Make an exact copy of the records, dropping all pictures.

──────── Dataset entries ────────

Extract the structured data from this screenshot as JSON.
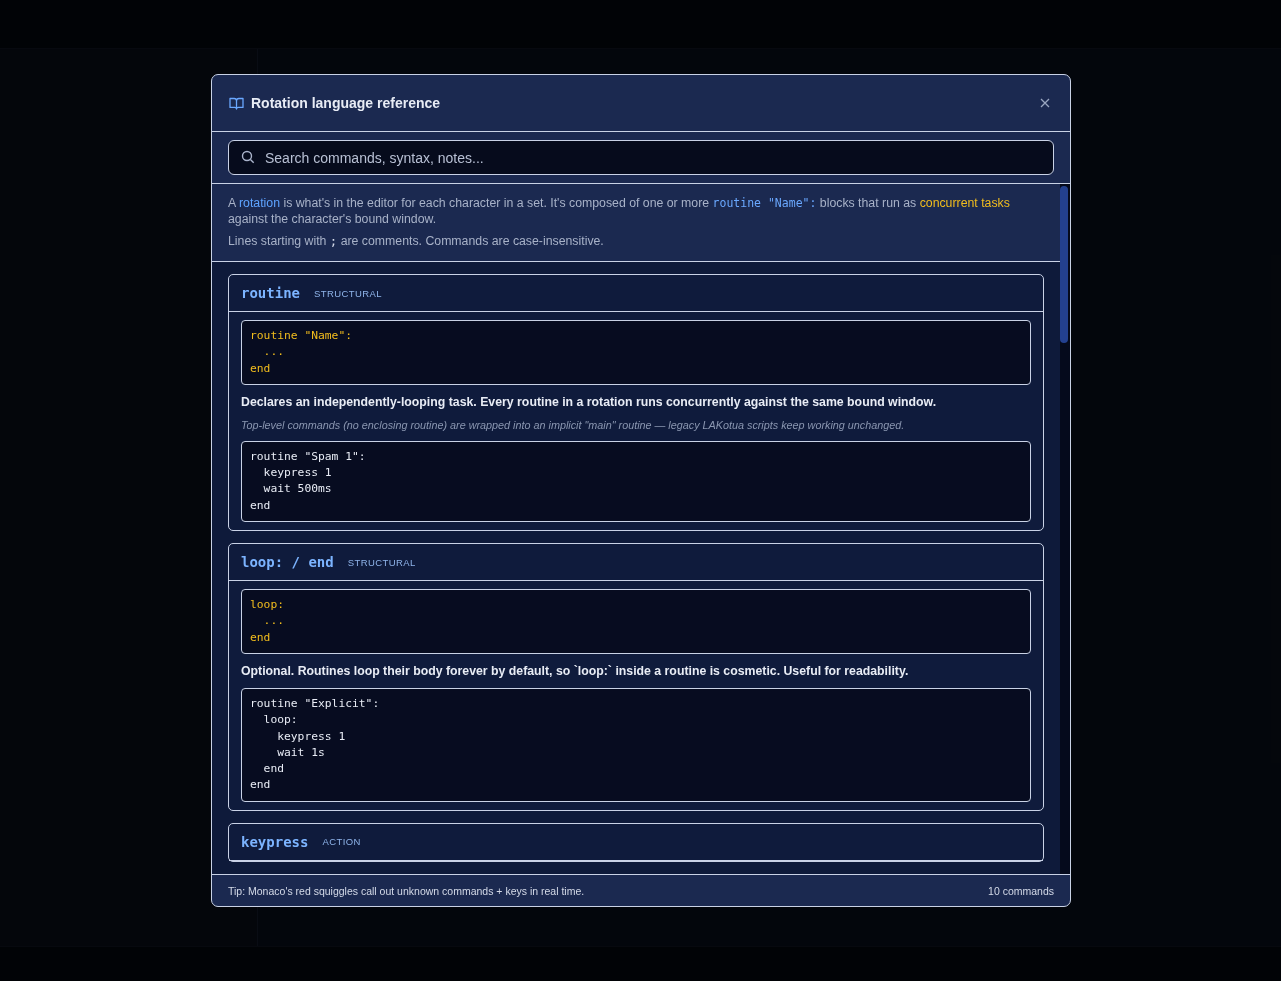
{
  "modal": {
    "title": "Rotation language reference",
    "search": {
      "placeholder": "Search commands, syntax, notes..."
    },
    "intro": [
      [
        {
          "kind": "text",
          "text": "A "
        },
        {
          "kind": "term",
          "text": "rotation"
        },
        {
          "kind": "text",
          "text": " is what's in the editor for each character in a set. It's composed of one or more "
        },
        {
          "kind": "code",
          "text": "routine \"Name\":"
        },
        {
          "kind": "text",
          "text": " blocks that run as "
        },
        {
          "kind": "highlight",
          "text": "concurrent tasks"
        },
        {
          "kind": "text",
          "text": " against the character's bound window."
        }
      ],
      [
        {
          "kind": "text",
          "text": "Lines starting with "
        },
        {
          "kind": "code-plain",
          "text": ";"
        },
        {
          "kind": "text",
          "text": " are comments. Commands are case-insensitive."
        }
      ]
    ],
    "commands": [
      {
        "name": "routine",
        "category": "STRUCTURAL",
        "syntax": "routine \"Name\":\n  ...\nend",
        "description": "Declares an independently-looping task. Every routine in a rotation runs concurrently against the same bound window.",
        "note": "Top-level commands (no enclosing routine) are wrapped into an implicit \"main\" routine — legacy LAKotua scripts keep working unchanged.",
        "example": "routine \"Spam 1\":\n  keypress 1\n  wait 500ms\nend"
      },
      {
        "name": "loop: / end",
        "category": "STRUCTURAL",
        "syntax": "loop:\n  ...\nend",
        "description": "Optional. Routines loop their body forever by default, so `loop:` inside a routine is cosmetic. Useful for readability.",
        "example": "routine \"Explicit\":\n  loop:\n    keypress 1\n    wait 1s\n  end\nend"
      },
      {
        "name": "keypress",
        "category": "ACTION"
      }
    ],
    "footer": {
      "tip": "Tip: Monaco's red squiggles call out unknown commands + keys in real time.",
      "count": "10 commands"
    }
  }
}
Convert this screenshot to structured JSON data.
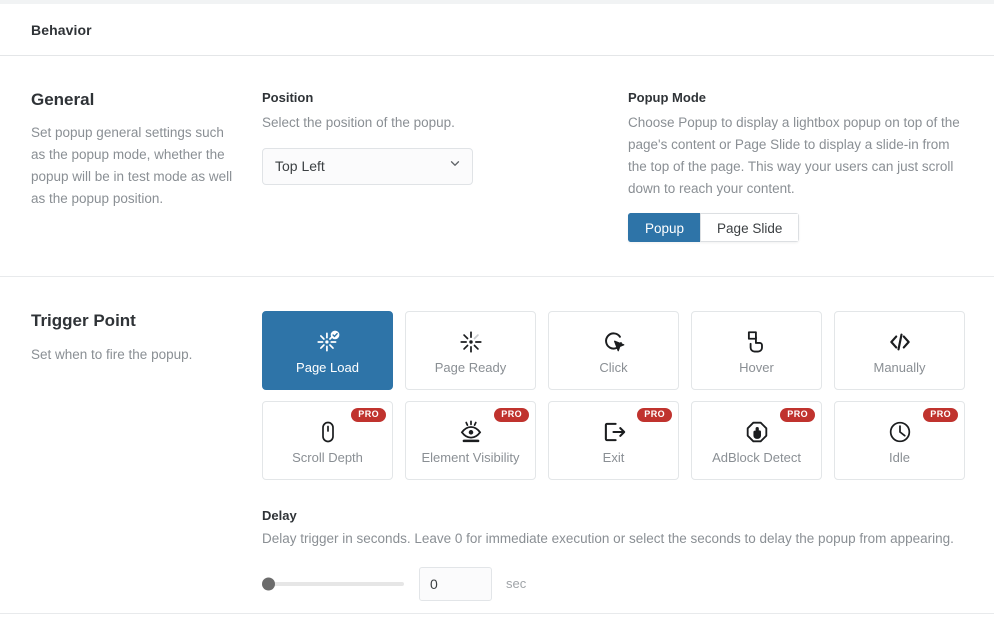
{
  "header": {
    "title": "Behavior"
  },
  "general": {
    "title": "General",
    "description": "Set popup general settings such as the popup mode, whether the popup will be in test mode as well as the popup position.",
    "position": {
      "label": "Position",
      "help": "Select the position of the popup.",
      "value": "Top Left",
      "chevron_icon": "chevron-down-icon"
    },
    "popup_mode": {
      "label": "Popup Mode",
      "help": "Choose Popup to display a lightbox popup on top of the page's content or Page Slide to display a slide-in from the top of the page. This way your users can just scroll down to reach your content.",
      "options": [
        {
          "label": "Popup",
          "selected": true
        },
        {
          "label": "Page Slide",
          "selected": false
        }
      ]
    }
  },
  "trigger_point": {
    "title": "Trigger Point",
    "description": "Set when to fire the popup.",
    "cards": [
      {
        "label": "Page Load",
        "icon": "page-load-icon",
        "selected": true,
        "pro": false
      },
      {
        "label": "Page Ready",
        "icon": "page-ready-icon",
        "selected": false,
        "pro": false
      },
      {
        "label": "Click",
        "icon": "click-icon",
        "selected": false,
        "pro": false
      },
      {
        "label": "Hover",
        "icon": "hover-icon",
        "selected": false,
        "pro": false
      },
      {
        "label": "Manually",
        "icon": "code-icon",
        "selected": false,
        "pro": false
      },
      {
        "label": "Scroll Depth",
        "icon": "mouse-icon",
        "selected": false,
        "pro": true
      },
      {
        "label": "Element Visibility",
        "icon": "eye-icon",
        "selected": false,
        "pro": true
      },
      {
        "label": "Exit",
        "icon": "exit-icon",
        "selected": false,
        "pro": true
      },
      {
        "label": "AdBlock Detect",
        "icon": "adblock-icon",
        "selected": false,
        "pro": true
      },
      {
        "label": "Idle",
        "icon": "clock-icon",
        "selected": false,
        "pro": true
      }
    ],
    "pro_badge_label": "PRO",
    "delay": {
      "label": "Delay",
      "help": "Delay trigger in seconds. Leave 0 for immediate execution or select the seconds to delay the popup from appearing.",
      "value": "0",
      "unit": "sec",
      "slider_position_percent": 0
    }
  },
  "colors": {
    "accent_blue": "#2e74a8",
    "pro_red": "#c0332e",
    "muted_text": "#8a8f94",
    "border": "#e3e6e8"
  }
}
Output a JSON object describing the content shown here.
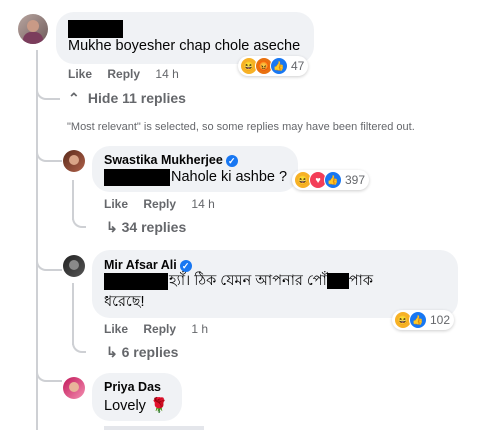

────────

__Exercise result__:
Extract the structured data from this screenshot as JSON.
{
  "modal": {
    "title": "Rotation language reference",
    "search": {
      "placeholder": "Search commands, syntax, notes..."
    },
    "intro": [
      [
        {
          "kind": "text",
          "text": "A "
        },
        {
          "kind": "term",
          "text": "rotation"
        },
        {
          "kind": "text",
          "text": " is what's in the editor for each character in a set. It's composed of one or more "
        },
        {
          "kind": "code",
          "text": "routine \"Name\":"
        },
        {
          "kind": "text",
          "text": " blocks that run as "
        },
        {
          "kind": "highlight",
          "text": "concurrent tasks"
        },
        {
          "kind": "text",
          "text": " against the character's bound window."
        }
      ],
      [
        {
          "kind": "text",
          "text": "Lines starting with "
        },
        {
          "kind": "code-plain",
          "text": ";"
        },
        {
          "kind": "text",
          "text": " are comments. Commands are case-insensitive."
        }
      ]
    ],
    "commands": [
      {
        "name": "routine",
        "category": "STRUCTURAL",
        "syntax": "routine \"Name\":\n  ...\nend",
        "description": "Declares an independently-looping task. Every routine in a rotation runs concurrently against the same bound window.",
        "note": "Top-level commands (no enclosing routine) are wrapped into an implicit \"main\" routine — legacy LAKotua scripts keep working unchanged.",
        "example": "routine \"Spam 1\":\n  keypress 1\n  wait 500ms\nend"
      },
      {
        "name": "loop: / end",
        "category": "STRUCTURAL",
        "syntax": "loop:\n  ...\nend",
        "description": "Optional. Routines loop their body forever by default, so `loop:` inside a routine is cosmetic. Useful for readability.",
        "example": "routine \"Explicit\":\n  loop:\n    keypress 1\n    wait 1s\n  end\nend"
      },
      {
        "name": "keypress",
        "category": "ACTION"
      }
    ],
    "footer": {
      "tip": "Tip: Monaco's red squiggles call out unknown commands + keys in real time.",
      "count": "10 commands"
    }
  }
}
Convert this screenshot to structured JSON data.
{
  "header": {
    "title": "Behavior"
  },
  "general": {
    "title": "General",
    "description": "Set popup general settings such as the popup mode, whether the popup will be in test mode as well as the popup position.",
    "position": {
      "label": "Position",
      "help": "Select the position of the popup.",
      "value": "Top Left",
      "chevron_icon": "chevron-down-icon"
    },
    "popup_mode": {
      "label": "Popup Mode",
      "help": "Choose Popup to display a lightbox popup on top of the page's content or Page Slide to display a slide-in from the top of the page. This way your users can just scroll down to reach your content.",
      "options": [
        {
          "label": "Popup",
          "selected": true
        },
        {
          "label": "Page Slide",
          "selected": false
        }
      ]
    }
  },
  "trigger_point": {
    "title": "Trigger Point",
    "description": "Set when to fire the popup.",
    "cards": [
      {
        "label": "Page Load",
        "icon": "page-load-icon",
        "selected": true,
        "pro": false
      },
      {
        "label": "Page Ready",
        "icon": "page-ready-icon",
        "selected": false,
        "pro": false
      },
      {
        "label": "Click",
        "icon": "click-icon",
        "selected": false,
        "pro": false
      },
      {
        "label": "Hover",
        "icon": "hover-icon",
        "selected": false,
        "pro": false
      },
      {
        "label": "Manually",
        "icon": "code-icon",
        "selected": false,
        "pro": false
      },
      {
        "label": "Scroll Depth",
        "icon": "mouse-icon",
        "selected": false,
        "pro": true
      },
      {
        "label": "Element Visibility",
        "icon": "eye-icon",
        "selected": false,
        "pro": true
      },
      {
        "label": "Exit",
        "icon": "exit-icon",
        "selected": false,
        "pro": true
      },
      {
        "label": "AdBlock Detect",
        "icon": "adblock-icon",
        "selected": false,
        "pro": true
      },
      {
        "label": "Idle",
        "icon": "clock-icon",
        "selected": false,
        "pro": true
      }
    ],
    "pro_badge_label": "PRO",
    "delay": {
      "label": "Delay",
      "help": "Delay trigger in seconds. Leave 0 for immediate execution or select the seconds to delay the popup from appearing.",
      "value": "0",
      "unit": "sec",
      "slider_position_percent": 0
    }
  },
  "colors": {
    "accent_blue": "#2e74a8",
    "pro_red": "#c0332e",
    "muted_text": "#8a8f94",
    "border": "#e3e6e8"
  }
}
Output a JSON object describing the content shown here.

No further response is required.